Limit the amount of bacon and processed meats such as salami or pepperoni, since they are not only high in calories, but also high in saturated fat and sodium.
At salad bars, steer clear of creamy-looking salads that contain mayonnaise, such as coleslaw, potato salad, or egg salad. Instead, pile on the plain veggies like cucumbers, tomatoes, broccoli, radishes, and bell peppers. If you opt for a prepared vegetable salad, choose one with a vinaigrette dressing (rather than a creamy style), and use a slotted spoon to let most of the dressing drain off before putting it on your plate.
Look for lurking carbs
Salads are not typically high in carbs, but they can be if you make several sweet or starchy choices for a single salad. Croutons are the obvious carb-containing ingredients in salads, but other crunchy toppings like chow mein noodles and tortilla strips are high in carbs, too (not to mention that they are usually fried). If you enjoy sweet dressings like raspberry vinaigrette, honey mustard, or Catalina, be aware that these can have up to five grams of carbs in one tablespoon.
Depending on your meal plan, fresh fruit may be good to include in your salad; most often though, you’re likely to encounter canned fruit in sugary syrup at most salad bars. If this is the only option, skip it! You’ll often see dried fruit on salad bars and in restaurant salads. Dried fruit is a more concentrated source of carbohydrate – one-quarter cup of dried cranberries or an ounce of dried apricots have about twenty-two grams of carbs.
When making selections at the salad bar, take just a small portion of salads made with carb-rich potatoes, pasta, corn, or dried beans.
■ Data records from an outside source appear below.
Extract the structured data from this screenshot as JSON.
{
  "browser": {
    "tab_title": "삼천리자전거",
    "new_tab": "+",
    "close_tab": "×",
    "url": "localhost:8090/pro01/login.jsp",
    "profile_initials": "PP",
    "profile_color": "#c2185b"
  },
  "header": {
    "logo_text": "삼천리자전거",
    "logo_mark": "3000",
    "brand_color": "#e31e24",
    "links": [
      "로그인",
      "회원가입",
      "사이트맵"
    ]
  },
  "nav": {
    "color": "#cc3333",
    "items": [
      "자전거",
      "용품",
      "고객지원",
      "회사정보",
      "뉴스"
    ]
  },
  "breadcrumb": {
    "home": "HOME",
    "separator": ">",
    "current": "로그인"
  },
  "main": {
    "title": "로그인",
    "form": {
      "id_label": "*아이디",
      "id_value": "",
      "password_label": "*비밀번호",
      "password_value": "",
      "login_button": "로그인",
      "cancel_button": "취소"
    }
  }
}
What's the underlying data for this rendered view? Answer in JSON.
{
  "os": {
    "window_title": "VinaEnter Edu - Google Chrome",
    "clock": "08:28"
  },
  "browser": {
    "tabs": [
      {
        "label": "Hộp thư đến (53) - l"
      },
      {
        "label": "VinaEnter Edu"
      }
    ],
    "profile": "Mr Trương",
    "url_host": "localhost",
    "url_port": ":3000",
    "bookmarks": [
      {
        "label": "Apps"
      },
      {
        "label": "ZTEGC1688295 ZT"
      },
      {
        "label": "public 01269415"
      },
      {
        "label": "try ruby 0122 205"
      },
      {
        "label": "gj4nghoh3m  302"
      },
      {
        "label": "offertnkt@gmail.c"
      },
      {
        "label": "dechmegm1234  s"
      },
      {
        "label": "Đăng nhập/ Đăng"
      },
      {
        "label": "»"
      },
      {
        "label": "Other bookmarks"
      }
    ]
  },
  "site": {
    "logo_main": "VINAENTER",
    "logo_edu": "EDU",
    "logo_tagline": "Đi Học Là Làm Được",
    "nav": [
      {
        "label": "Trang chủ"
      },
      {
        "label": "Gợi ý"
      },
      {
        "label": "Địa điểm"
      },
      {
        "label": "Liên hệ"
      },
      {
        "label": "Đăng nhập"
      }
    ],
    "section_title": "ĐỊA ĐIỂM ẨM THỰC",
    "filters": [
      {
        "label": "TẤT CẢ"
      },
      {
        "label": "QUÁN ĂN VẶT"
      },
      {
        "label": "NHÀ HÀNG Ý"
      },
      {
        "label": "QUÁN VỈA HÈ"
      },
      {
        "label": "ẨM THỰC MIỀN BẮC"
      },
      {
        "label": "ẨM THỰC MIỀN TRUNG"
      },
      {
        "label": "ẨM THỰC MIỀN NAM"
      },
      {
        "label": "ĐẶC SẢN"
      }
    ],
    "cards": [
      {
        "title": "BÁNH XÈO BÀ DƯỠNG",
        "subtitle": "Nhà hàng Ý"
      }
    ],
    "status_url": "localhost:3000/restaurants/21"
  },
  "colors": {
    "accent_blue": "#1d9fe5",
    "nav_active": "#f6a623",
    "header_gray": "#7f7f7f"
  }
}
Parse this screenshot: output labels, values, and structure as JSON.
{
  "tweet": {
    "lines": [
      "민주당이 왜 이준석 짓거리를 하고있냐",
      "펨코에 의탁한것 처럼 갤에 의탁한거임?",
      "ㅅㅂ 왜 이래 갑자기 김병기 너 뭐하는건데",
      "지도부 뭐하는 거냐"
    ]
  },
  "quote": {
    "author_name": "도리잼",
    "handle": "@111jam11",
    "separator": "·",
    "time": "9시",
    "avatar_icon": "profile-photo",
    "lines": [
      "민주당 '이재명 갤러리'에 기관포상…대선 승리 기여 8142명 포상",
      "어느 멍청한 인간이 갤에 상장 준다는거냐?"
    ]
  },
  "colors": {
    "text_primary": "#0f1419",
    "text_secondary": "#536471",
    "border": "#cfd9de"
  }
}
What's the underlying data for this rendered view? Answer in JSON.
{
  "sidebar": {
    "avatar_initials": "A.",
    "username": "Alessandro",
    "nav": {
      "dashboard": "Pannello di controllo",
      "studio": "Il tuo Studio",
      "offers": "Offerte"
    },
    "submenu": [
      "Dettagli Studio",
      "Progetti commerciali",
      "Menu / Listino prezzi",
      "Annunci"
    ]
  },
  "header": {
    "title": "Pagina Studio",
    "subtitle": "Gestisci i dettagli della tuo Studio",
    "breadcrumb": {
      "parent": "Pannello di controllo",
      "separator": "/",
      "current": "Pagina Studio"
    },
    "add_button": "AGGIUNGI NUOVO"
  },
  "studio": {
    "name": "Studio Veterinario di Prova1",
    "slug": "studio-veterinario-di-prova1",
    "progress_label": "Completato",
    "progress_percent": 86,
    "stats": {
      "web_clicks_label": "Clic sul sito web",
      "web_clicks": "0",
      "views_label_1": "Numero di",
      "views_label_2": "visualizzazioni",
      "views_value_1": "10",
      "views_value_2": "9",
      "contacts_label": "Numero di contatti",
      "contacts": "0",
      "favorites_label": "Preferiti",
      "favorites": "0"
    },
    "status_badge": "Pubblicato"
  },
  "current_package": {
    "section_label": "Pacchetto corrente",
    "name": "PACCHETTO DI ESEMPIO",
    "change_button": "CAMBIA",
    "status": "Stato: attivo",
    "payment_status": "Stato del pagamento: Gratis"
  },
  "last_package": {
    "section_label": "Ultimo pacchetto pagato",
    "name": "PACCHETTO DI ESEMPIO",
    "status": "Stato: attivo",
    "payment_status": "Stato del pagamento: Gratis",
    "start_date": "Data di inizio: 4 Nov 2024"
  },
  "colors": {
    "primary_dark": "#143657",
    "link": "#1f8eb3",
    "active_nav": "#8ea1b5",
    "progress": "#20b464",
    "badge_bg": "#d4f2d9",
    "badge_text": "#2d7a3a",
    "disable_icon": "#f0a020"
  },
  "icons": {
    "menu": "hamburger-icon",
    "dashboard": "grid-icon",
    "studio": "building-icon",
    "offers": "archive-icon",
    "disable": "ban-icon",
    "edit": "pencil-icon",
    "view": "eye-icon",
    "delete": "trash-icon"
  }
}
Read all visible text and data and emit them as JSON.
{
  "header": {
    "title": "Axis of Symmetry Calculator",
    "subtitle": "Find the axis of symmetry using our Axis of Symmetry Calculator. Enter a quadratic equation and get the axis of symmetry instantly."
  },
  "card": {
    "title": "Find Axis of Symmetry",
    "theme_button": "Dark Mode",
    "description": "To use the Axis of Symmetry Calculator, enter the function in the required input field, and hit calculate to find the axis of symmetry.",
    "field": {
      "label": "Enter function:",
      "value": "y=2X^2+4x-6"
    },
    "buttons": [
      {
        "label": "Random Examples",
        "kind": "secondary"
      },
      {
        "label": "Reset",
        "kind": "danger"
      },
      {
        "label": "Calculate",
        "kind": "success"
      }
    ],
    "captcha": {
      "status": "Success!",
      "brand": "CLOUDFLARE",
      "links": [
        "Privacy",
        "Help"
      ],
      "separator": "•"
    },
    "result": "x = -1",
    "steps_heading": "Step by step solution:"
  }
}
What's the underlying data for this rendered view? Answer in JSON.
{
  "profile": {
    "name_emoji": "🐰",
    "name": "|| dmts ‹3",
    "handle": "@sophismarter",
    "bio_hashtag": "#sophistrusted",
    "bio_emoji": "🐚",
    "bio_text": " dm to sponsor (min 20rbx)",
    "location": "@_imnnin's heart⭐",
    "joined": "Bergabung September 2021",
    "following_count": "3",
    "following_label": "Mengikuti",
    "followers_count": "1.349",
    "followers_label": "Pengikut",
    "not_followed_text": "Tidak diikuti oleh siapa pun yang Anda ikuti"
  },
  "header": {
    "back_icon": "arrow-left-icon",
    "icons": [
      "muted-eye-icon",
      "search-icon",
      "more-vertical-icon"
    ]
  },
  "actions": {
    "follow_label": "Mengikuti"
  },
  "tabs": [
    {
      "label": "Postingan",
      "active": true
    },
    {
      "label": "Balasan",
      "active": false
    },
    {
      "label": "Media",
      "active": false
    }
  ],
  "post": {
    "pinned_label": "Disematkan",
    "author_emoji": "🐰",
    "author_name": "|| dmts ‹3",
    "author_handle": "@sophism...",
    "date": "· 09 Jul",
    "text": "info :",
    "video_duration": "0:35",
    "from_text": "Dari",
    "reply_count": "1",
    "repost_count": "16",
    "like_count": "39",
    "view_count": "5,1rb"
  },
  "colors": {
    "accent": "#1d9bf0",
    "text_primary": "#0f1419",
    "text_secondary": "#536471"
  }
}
And I’ll leave you with two final tips: First, restaurants have recently created a sugar-glazed nut craze, sprinkling these addictive sweet and crunchy toppings on their signature salads. It’s okay to have a few, but be aware that just half a cup of these sweet treats adds twenty-four grams of carbs to your meal!
Lastly, breadsticks, rolls, and crackers may feel like a natural accompaniment to a salad. If you want to partake, choose a small serving, and take into account the other carbs in the salad when you make your choice.
Don’t forget to run any changes in your meal plan past your diabetes care team; the team may also help you keep some of your favorite toppings on the menu, without overdoing. Enjoy!
Jackie Mills is the author of The Big Book of Diabetic Desserts. She is also a food writer and registered dietitian who develops recipes for such national magazines as Cooking Light and Family Circle, as well as for books such as the American Medical Association Type 2 Diabetes Cookbook. She was formerly the food editor at Redbook magazine. Mills is a paid contributor for The DX. All opinions contained in this article reflect those of the contributor, and not of Sanofi US, its employees, agencies, or affiliates.
© 2013 The DX: The Diabetes Experience